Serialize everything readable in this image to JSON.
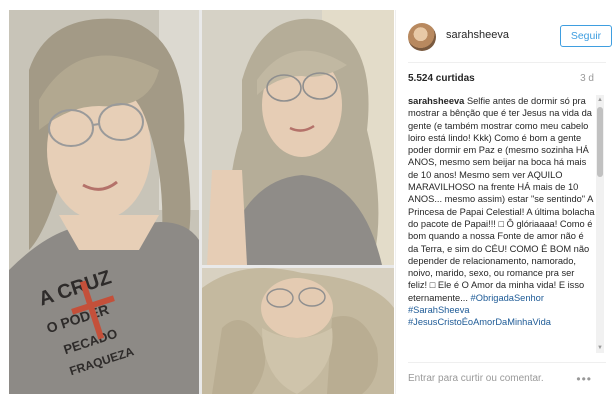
{
  "post": {
    "username": "sarahsheeva",
    "follow_label": "Seguir",
    "likes": "5.524 curtidas",
    "time": "3 d",
    "caption_user": "sarahsheeva",
    "caption_text": "Selfie antes de dormir só pra mostrar a bênção que é ter Jesus na vida da gente (e também mostrar como meu cabelo loiro está lindo! Kkk) Como é bom a gente poder dormir em Paz e (mesmo sozinha HÁ ANOS, mesmo sem beijar na boca há mais de 10 anos! Mesmo sem ver AQUILO MARAVILHOSO na frente HÁ mais de 10 ANOS... mesmo assim) estar \"se sentindo\" A Princesa de Papai Celestial! A última bolacha do pacote de Papai!!! □ Ô glóriaaaa! Como é bom quando a nossa Fonte de amor não é da Terra, e sim do CÉU! COMO É BOM não depender de relacionamento, namorado, noivo, marido, sexo, ou romance pra ser feliz! □ Ele é O Amor da minha vida! E isso eternamente... ",
    "hashtags": [
      "#ObrigadaSenhor",
      "#SarahSheeva",
      "#JesusCristoÉoAmorDaMinhaVida"
    ],
    "comment_placeholder": "Entrar para curtir ou comentar.",
    "more_label": "•••"
  },
  "photo_text": {
    "shirt_line1": "A CRUZ",
    "shirt_line2": "O PODER",
    "shirt_line3": "PECADO",
    "shirt_line4": "FRAQUEZA"
  }
}
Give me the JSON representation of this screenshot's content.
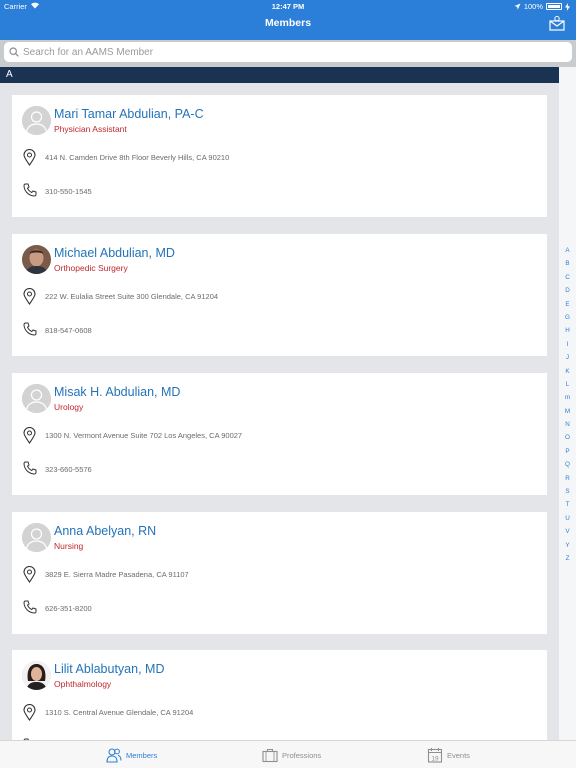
{
  "status": {
    "carrier": "Carrier",
    "time": "12:47 PM",
    "battery": "100%"
  },
  "nav": {
    "title": "Members",
    "action_icon": "mail-inbox-icon"
  },
  "search": {
    "placeholder": "Search for an AAMS Member",
    "value": ""
  },
  "section": {
    "letter": "A"
  },
  "members": [
    {
      "name": "Mari Tamar Abdulian, PA-C",
      "profession": "Physician Assistant",
      "address": "414 N. Camden Drive 8th Floor Beverly Hills, CA 90210",
      "phone": "310-550-1545",
      "avatar": "default"
    },
    {
      "name": "Michael Abdulian, MD",
      "profession": "Orthopedic Surgery",
      "address": "222 W. Eulalia Street Suite 300 Glendale, CA 91204",
      "phone": "818-547-0608",
      "avatar": "photo-male"
    },
    {
      "name": "Misak H. Abdulian, MD",
      "profession": "Urology",
      "address": "1300 N. Vermont Avenue Suite 702 Los Angeles, CA 90027",
      "phone": "323-660-5576",
      "avatar": "default"
    },
    {
      "name": "Anna Abelyan, RN",
      "profession": "Nursing",
      "address": "3829 E. Sierra Madre Pasadena, CA 91107",
      "phone": "626-351-8200",
      "avatar": "default"
    },
    {
      "name": "Lilit Ablabutyan, MD",
      "profession": "Ophthalmology",
      "address": "1310 S. Central Avenue Glendale, CA 91204",
      "phone": "",
      "avatar": "photo-female"
    }
  ],
  "index_letters": [
    "A",
    "B",
    "C",
    "D",
    "E",
    "G",
    "H",
    "I",
    "J",
    "K",
    "L",
    "m",
    "M",
    "N",
    "O",
    "P",
    "Q",
    "R",
    "S",
    "T",
    "U",
    "V",
    "Y",
    "Z"
  ],
  "tabs": [
    {
      "label": "Members",
      "icon": "members-icon",
      "active": true
    },
    {
      "label": "Professions",
      "icon": "briefcase-icon",
      "active": false
    },
    {
      "label": "Events",
      "icon": "calendar-icon",
      "active": false,
      "icon_text": "19"
    }
  ],
  "colors": {
    "nav": "#2c7fd8",
    "section_header": "#1a3352",
    "name": "#2373b9",
    "profession": "#c0272d"
  }
}
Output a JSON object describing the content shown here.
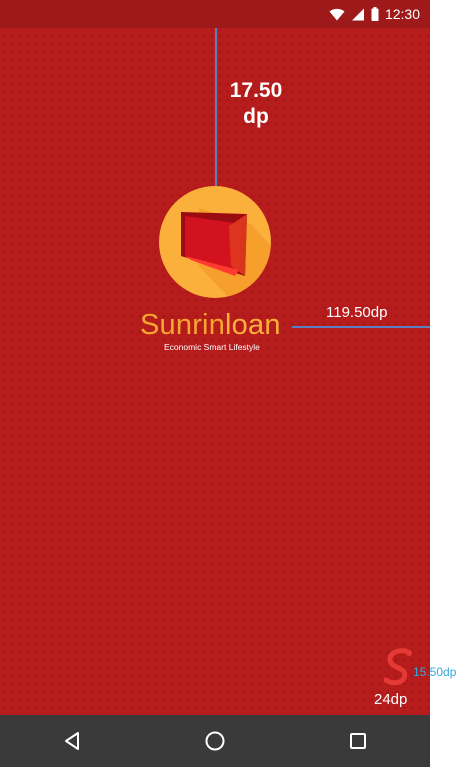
{
  "status_bar": {
    "time": "12:30",
    "icons": [
      "wifi-icon",
      "cellular-signal-icon",
      "battery-icon"
    ]
  },
  "annotations": {
    "top_gap_value": "17.50",
    "top_gap_unit": "dp",
    "right_gap": "119.50dp",
    "corner_small": "15.50dp",
    "bottom_gap": "24dp"
  },
  "brand": {
    "name_part1": "Sunrin",
    "name_part2": "loan",
    "tagline": "Economic Smart Lifestyle"
  },
  "navigation": {
    "buttons": [
      "back-icon",
      "home-icon",
      "recents-icon"
    ]
  },
  "colors": {
    "background": "#b71c1c",
    "status_bar": "#9e1a1a",
    "nav_bar": "#3a3a3a",
    "logo_circle": "#fbb03b",
    "logo_book": "#c8102e",
    "guide_line": "#5b7fc0",
    "small_dim_text": "#3aa7d9"
  }
}
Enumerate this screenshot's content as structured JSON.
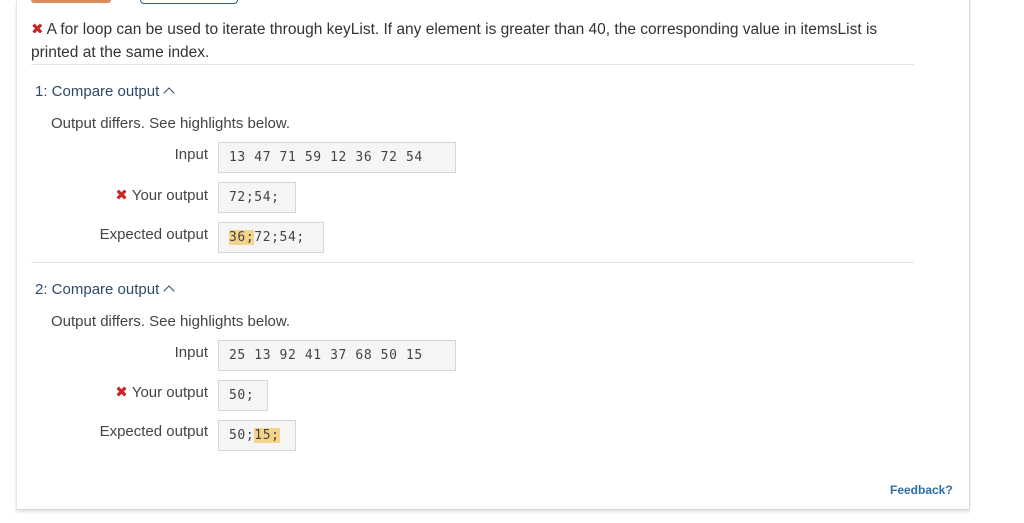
{
  "message": {
    "text": "A for loop can be used to iterate through keyList. If any element is greater than 40, the corresponding value in itemsList is printed at the same index."
  },
  "tests": [
    {
      "header": "1: Compare output",
      "status": "Output differs. See highlights below.",
      "input_label": "Input",
      "input_value": "13 47 71 59 12 36 72 54",
      "your_label": "Your output",
      "your_value": "72;54;",
      "expected_label": "Expected output",
      "expected_highlight": "36;",
      "expected_rest": "72;54;"
    },
    {
      "header": "2: Compare output",
      "status": "Output differs. See highlights below.",
      "input_label": "Input",
      "input_value": "25 13 92 41 37 68 50 15",
      "your_label": "Your output",
      "your_value": "50;",
      "expected_label": "Expected output",
      "expected_plain": "50;",
      "expected_highlight": "15;"
    }
  ],
  "feedback_label": "Feedback?",
  "colors": {
    "error": "#c62828",
    "highlight": "#f4d38a",
    "link": "#2e6da4",
    "header": "#2d4a6a"
  },
  "icons": {
    "error": "x-icon",
    "collapse": "chevron-up-icon"
  }
}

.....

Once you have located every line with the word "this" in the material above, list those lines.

Serialize everything readable in this image to JSON.
Give me the JSON representation of this screenshot's content.
Enumerate this screenshot's content as structured JSON.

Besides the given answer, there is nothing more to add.